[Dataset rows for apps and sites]

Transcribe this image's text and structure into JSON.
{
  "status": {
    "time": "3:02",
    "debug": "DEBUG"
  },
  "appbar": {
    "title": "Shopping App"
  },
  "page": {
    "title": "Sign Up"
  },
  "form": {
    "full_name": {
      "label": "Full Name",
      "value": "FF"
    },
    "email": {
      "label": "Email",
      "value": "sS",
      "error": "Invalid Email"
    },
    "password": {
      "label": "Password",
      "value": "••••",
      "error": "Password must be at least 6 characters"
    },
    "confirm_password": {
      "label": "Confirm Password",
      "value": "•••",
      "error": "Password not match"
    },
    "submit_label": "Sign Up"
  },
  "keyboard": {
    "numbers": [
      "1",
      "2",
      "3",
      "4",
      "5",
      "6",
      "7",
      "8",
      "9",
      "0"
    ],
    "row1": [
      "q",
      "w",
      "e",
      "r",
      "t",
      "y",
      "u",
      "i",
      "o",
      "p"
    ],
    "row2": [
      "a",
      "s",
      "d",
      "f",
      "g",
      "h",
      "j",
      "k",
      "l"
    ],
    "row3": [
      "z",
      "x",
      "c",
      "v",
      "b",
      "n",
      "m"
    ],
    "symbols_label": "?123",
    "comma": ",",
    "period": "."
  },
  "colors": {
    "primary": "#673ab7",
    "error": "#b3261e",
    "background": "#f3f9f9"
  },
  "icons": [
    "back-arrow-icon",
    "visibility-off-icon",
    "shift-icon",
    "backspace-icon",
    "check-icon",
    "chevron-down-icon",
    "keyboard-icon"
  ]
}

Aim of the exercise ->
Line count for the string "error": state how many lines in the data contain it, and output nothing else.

Exercise output ->
4